— Your objective —
Extract every entry word for word. Skip the pictures.

Source data
'''

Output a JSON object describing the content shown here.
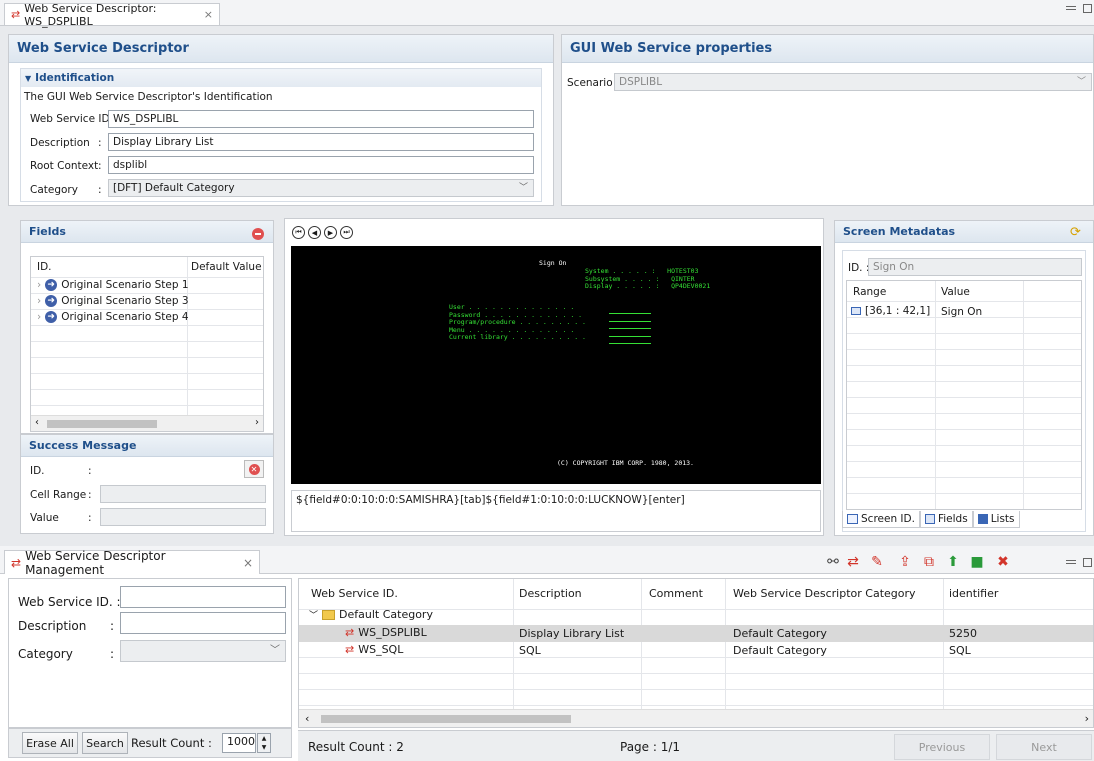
{
  "editor": {
    "tab_title": "Web Service Descriptor: WS_DSPLIBL",
    "close": "×"
  },
  "descriptor": {
    "title": "Web Service Descriptor",
    "ident_title": "Identification",
    "ident_desc": "The GUI Web Service Descriptor's Identification",
    "ws_id_label": "Web Service ID. :",
    "ws_id_value": "WS_DSPLIBL",
    "desc_label": "Description",
    "desc_value": "Display Library List",
    "root_label": "Root Context",
    "root_value": "dsplibl",
    "cat_label": "Category",
    "cat_value": "[DFT] Default Category",
    "colon": ":"
  },
  "gui": {
    "title": "GUI Web Service properties",
    "scenario_label": "Scenario :",
    "scenario_value": "DSPLIBL"
  },
  "fields": {
    "title": "Fields",
    "col_id": "ID.",
    "col_default": "Default Value",
    "items": [
      "Original Scenario Step 1",
      "Original Scenario Step 3",
      "Original Scenario Step 4"
    ]
  },
  "success": {
    "title": "Success Message",
    "id_label": "ID.",
    "cell_range_label": "Cell Range",
    "value_label": "Value",
    "colon": ":"
  },
  "terminal": {
    "header": "Sign On",
    "sysinfo": "System . . . . . :   HOTEST03\nSubsystem . . . . :   QINTER\nDisplay . . . . . :   QP4DEV0021",
    "fields": "User . . . . . . . . . . . . . .\nPassword . . . . . . . . . . . . .\nProgram/procedure . . . . . . . . .\nMenu . . . . . . . . . . . . . .\nCurrent library . . . . . . . . . .",
    "copyright": "(C) COPYRIGHT IBM CORP. 1980, 2013.",
    "script": "${field#0:0:10:0:0:SAMISHRA}[tab]${field#1:0:10:0:0:LUCKNOW}[enter]"
  },
  "metadata": {
    "title": "Screen Metadatas",
    "id_label": "ID. :",
    "id_value": "Sign On",
    "col_range": "Range",
    "col_value": "Value",
    "range": "[36,1 : 42,1]",
    "value": "Sign On",
    "tabs": [
      "Screen ID.",
      "Fields",
      "Lists"
    ]
  },
  "management": {
    "tab_title": "Web Service Descriptor Management",
    "ws_id_label": "Web Service ID. :",
    "desc_label": "Description",
    "cat_label": "Category",
    "colon": ":",
    "erase_all": "Erase All",
    "search": "Search",
    "result_count_label": "Result Count :",
    "result_count_value": "1000",
    "columns": [
      "Web Service ID.",
      "Description",
      "Comment",
      "Web Service Descriptor Category",
      "identifier"
    ],
    "group": "Default Category",
    "rows": [
      {
        "id": "WS_DSPLIBL",
        "desc": "Display Library List",
        "comment": "",
        "cat": "Default Category",
        "ident": "5250"
      },
      {
        "id": "WS_SQL",
        "desc": "SQL",
        "comment": "",
        "cat": "Default Category",
        "ident": "SQL"
      }
    ],
    "footer_count": "Result Count : 2",
    "page": "Page : 1/1",
    "previous": "Previous",
    "next": "Next"
  },
  "colors": {
    "accent": "#1f4f8a",
    "terminal_bg": "#000000",
    "terminal_fg": "#35e035"
  }
}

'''

— Exercise response —
Output a JSON object describing the content shown here.
{
  "editor": {
    "tab_title": "Web Service Descriptor: WS_DSPLIBL",
    "close": "×"
  },
  "descriptor": {
    "title": "Web Service Descriptor",
    "ident_title": "Identification",
    "ident_desc": "The GUI Web Service Descriptor's Identification",
    "ws_id_label": "Web Service ID. :",
    "ws_id_value": "WS_DSPLIBL",
    "desc_label": "Description",
    "desc_value": "Display Library List",
    "root_label": "Root Context",
    "root_value": "dsplibl",
    "cat_label": "Category",
    "cat_value": "[DFT] Default Category",
    "colon": ":"
  },
  "gui": {
    "title": "GUI Web Service properties",
    "scenario_label": "Scenario :",
    "scenario_value": "DSPLIBL"
  },
  "fields": {
    "title": "Fields",
    "col_id": "ID.",
    "col_default": "Default Value",
    "items": [
      "Original Scenario Step 1",
      "Original Scenario Step 3",
      "Original Scenario Step 4"
    ]
  },
  "success": {
    "title": "Success Message",
    "id_label": "ID.",
    "cell_range_label": "Cell Range",
    "value_label": "Value",
    "colon": ":"
  },
  "terminal": {
    "header": "Sign On",
    "sysinfo": "System . . . . . :   HOTEST03\nSubsystem . . . . :   QINTER\nDisplay . . . . . :   QP4DEV0021",
    "fields": "User . . . . . . . . . . . . . .\nPassword . . . . . . . . . . . . .\nProgram/procedure . . . . . . . . .\nMenu . . . . . . . . . . . . . .\nCurrent library . . . . . . . . . .",
    "copyright": "(C) COPYRIGHT IBM CORP. 1980, 2013.",
    "script": "${field#0:0:10:0:0:SAMISHRA}[tab]${field#1:0:10:0:0:LUCKNOW}[enter]"
  },
  "metadata": {
    "title": "Screen Metadatas",
    "id_label": "ID. :",
    "id_value": "Sign On",
    "col_range": "Range",
    "col_value": "Value",
    "range": "[36,1 : 42,1]",
    "value": "Sign On",
    "tabs": [
      "Screen ID.",
      "Fields",
      "Lists"
    ]
  },
  "management": {
    "tab_title": "Web Service Descriptor Management",
    "ws_id_label": "Web Service ID. :",
    "desc_label": "Description",
    "cat_label": "Category",
    "colon": ":",
    "erase_all": "Erase All",
    "search": "Search",
    "result_count_label": "Result Count :",
    "result_count_value": "1000",
    "columns": [
      "Web Service ID.",
      "Description",
      "Comment",
      "Web Service Descriptor Category",
      "identifier"
    ],
    "group": "Default Category",
    "rows": [
      {
        "id": "WS_DSPLIBL",
        "desc": "Display Library List",
        "comment": "",
        "cat": "Default Category",
        "ident": "5250"
      },
      {
        "id": "WS_SQL",
        "desc": "SQL",
        "comment": "",
        "cat": "Default Category",
        "ident": "SQL"
      }
    ],
    "footer_count": "Result Count : 2",
    "page": "Page : 1/1",
    "previous": "Previous",
    "next": "Next"
  },
  "colors": {
    "accent": "#1f4f8a",
    "terminal_bg": "#000000",
    "terminal_fg": "#35e035"
  }
}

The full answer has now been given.